Raw data:

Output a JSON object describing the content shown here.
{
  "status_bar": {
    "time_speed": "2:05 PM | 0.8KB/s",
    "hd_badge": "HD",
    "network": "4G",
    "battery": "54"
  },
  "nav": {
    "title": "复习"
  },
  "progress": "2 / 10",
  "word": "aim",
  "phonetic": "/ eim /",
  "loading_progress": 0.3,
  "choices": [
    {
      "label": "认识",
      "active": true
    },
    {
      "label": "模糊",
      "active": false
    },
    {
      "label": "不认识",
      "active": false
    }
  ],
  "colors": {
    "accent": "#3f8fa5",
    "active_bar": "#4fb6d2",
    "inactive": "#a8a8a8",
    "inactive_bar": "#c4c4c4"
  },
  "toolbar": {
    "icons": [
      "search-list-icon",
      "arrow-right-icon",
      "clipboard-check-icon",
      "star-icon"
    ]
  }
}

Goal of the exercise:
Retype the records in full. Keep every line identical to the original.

Written answer:
Output a JSON object describing the content shown here.
{
  "status_bar": {
    "time_speed": "2:05 PM | 0.8KB/s",
    "hd_badge": "HD",
    "network": "4G",
    "battery": "54"
  },
  "nav": {
    "title": "复习"
  },
  "progress": "2 / 10",
  "word": "aim",
  "phonetic": "/ eim /",
  "loading_progress": 0.3,
  "choices": [
    {
      "label": "认识",
      "active": true
    },
    {
      "label": "模糊",
      "active": false
    },
    {
      "label": "不认识",
      "active": false
    }
  ],
  "colors": {
    "accent": "#3f8fa5",
    "active_bar": "#4fb6d2",
    "inactive": "#a8a8a8",
    "inactive_bar": "#c4c4c4"
  },
  "toolbar": {
    "icons": [
      "search-list-icon",
      "arrow-right-icon",
      "clipboard-check-icon",
      "star-icon"
    ]
  }
}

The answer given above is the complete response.